__GIVEN ENTRIES__:
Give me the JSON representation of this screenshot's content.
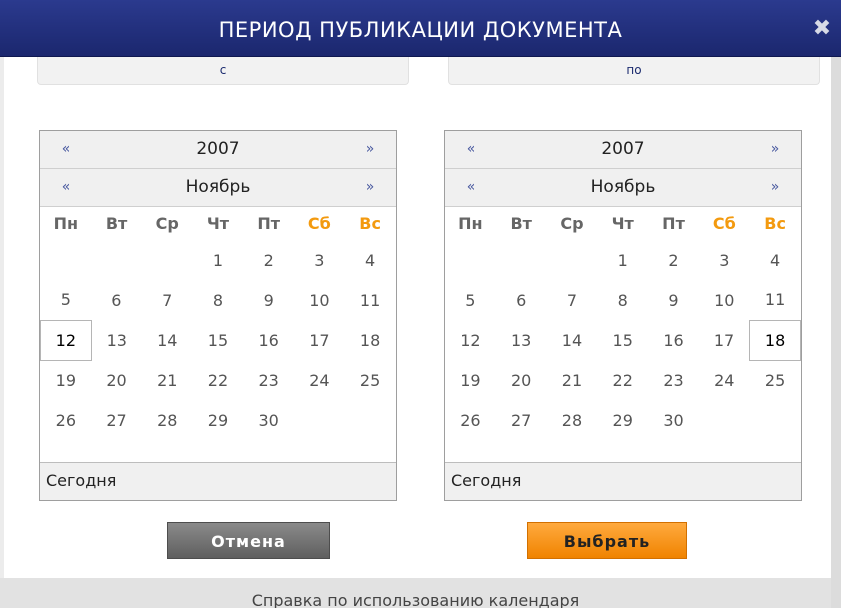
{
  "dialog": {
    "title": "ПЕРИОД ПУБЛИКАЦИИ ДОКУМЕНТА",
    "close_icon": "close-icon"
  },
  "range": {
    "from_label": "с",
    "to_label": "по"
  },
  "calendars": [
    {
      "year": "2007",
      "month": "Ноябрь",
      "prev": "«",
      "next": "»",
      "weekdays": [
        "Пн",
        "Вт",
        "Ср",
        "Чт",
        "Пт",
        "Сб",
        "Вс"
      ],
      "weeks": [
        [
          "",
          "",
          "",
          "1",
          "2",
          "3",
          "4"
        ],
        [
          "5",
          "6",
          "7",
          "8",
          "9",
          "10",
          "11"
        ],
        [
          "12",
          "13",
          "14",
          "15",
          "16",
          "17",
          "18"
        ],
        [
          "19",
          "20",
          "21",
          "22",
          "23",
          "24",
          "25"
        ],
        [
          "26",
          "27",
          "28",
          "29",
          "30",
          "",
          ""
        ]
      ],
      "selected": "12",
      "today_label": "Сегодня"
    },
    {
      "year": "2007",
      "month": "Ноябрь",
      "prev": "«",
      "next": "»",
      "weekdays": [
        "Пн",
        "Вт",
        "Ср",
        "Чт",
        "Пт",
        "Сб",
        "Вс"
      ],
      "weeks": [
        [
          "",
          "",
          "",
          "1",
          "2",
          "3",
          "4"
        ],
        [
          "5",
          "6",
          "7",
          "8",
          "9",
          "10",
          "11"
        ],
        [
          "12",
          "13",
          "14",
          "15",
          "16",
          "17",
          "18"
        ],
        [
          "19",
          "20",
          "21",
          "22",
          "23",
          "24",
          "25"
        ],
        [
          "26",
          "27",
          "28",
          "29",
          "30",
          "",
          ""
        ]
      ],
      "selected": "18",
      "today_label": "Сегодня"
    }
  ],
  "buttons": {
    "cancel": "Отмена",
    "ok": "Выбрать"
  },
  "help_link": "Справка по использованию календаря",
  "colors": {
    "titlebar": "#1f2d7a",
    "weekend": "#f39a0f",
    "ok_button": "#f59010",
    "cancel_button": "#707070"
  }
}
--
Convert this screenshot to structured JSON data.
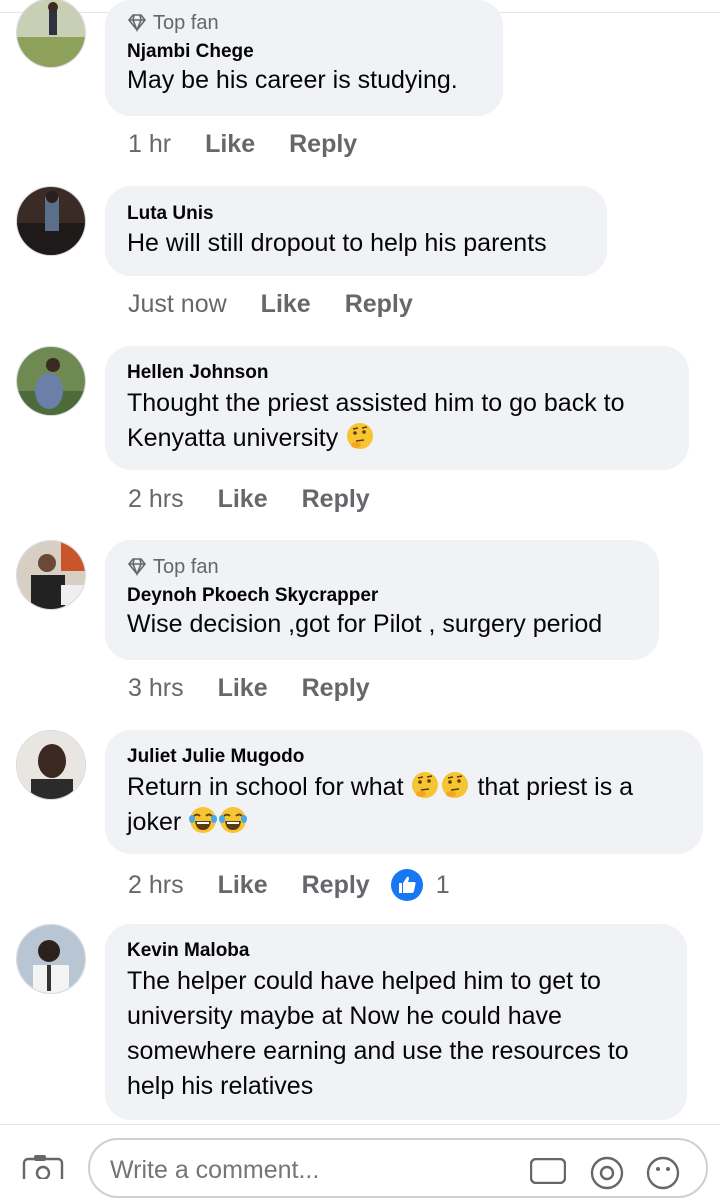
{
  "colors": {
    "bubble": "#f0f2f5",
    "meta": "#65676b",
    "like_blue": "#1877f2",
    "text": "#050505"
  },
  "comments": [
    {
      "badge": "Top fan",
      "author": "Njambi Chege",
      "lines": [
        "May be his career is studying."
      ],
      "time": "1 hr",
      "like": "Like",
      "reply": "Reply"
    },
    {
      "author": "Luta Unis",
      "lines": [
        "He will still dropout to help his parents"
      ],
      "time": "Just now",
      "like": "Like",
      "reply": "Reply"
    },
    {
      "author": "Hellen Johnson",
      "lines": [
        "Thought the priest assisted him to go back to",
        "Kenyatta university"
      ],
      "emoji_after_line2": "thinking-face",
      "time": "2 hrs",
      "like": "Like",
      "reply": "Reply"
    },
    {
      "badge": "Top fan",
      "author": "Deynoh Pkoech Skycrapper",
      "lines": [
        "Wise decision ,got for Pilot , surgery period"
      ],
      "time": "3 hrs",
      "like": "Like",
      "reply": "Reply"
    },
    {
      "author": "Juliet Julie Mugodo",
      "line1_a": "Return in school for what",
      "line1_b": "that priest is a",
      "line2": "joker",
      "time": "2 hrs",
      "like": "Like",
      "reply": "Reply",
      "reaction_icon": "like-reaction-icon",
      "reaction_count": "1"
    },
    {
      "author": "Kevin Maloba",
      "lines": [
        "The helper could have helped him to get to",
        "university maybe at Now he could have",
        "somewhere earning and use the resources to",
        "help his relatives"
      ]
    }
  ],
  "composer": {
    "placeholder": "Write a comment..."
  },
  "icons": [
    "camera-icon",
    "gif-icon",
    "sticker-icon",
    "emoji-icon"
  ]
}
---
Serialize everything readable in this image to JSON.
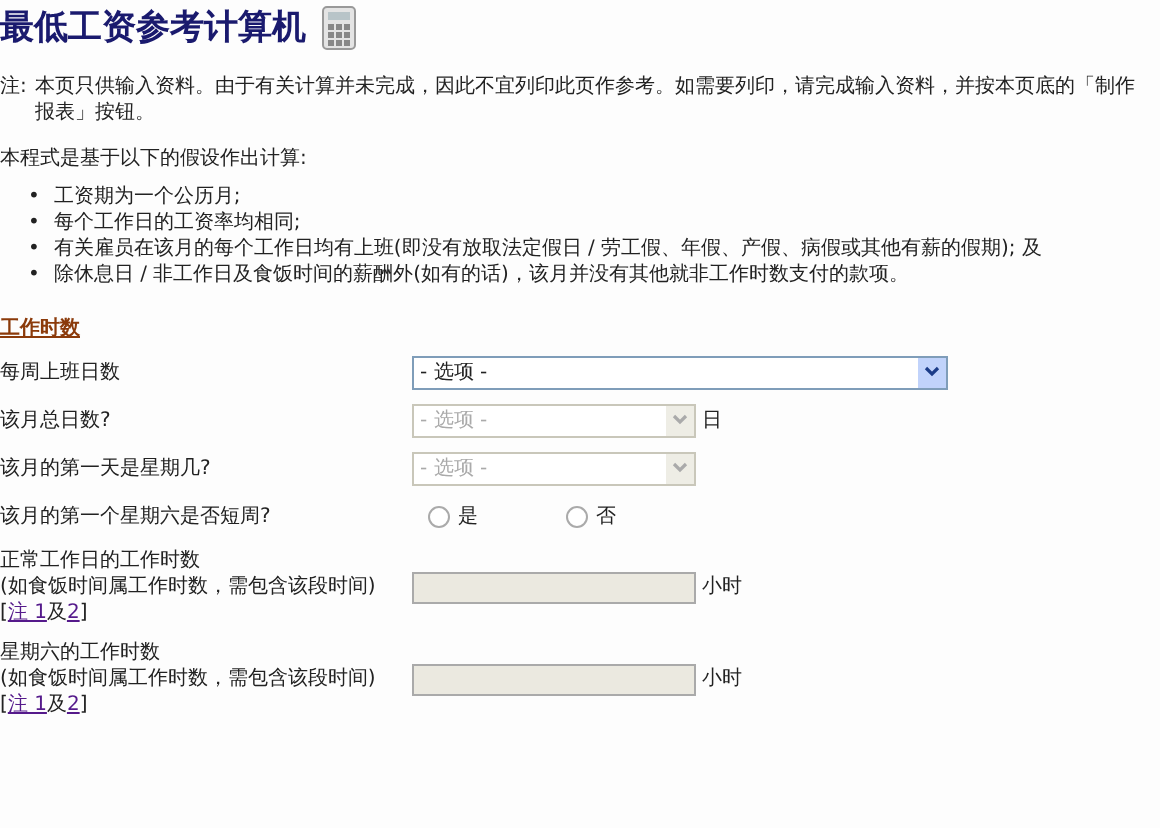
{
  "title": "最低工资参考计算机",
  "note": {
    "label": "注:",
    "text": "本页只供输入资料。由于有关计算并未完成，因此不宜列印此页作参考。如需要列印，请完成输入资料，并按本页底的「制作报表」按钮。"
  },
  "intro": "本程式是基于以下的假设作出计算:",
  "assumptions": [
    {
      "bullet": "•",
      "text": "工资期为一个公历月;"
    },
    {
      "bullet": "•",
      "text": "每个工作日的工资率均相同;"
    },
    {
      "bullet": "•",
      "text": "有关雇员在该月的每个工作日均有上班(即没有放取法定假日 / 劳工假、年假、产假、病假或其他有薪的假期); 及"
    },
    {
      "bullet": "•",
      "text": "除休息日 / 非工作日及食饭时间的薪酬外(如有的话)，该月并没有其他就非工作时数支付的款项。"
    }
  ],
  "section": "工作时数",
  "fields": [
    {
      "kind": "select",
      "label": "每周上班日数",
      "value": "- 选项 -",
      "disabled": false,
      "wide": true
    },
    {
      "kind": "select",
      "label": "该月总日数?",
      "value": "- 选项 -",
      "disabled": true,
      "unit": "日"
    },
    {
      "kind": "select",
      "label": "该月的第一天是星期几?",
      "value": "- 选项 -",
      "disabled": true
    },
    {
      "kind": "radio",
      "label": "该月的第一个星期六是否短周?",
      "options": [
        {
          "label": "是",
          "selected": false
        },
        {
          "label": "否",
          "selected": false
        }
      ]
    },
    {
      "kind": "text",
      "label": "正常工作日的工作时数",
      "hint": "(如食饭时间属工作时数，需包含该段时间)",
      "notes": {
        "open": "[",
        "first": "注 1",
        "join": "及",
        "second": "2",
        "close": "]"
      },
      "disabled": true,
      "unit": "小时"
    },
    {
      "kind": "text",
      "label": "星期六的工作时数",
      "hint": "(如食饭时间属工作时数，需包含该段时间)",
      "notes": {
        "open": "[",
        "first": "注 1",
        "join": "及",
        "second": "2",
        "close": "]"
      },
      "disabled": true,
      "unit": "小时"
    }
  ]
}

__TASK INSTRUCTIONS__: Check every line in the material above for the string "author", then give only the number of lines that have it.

__ANSWER FOR THIS EXERCISE__: 6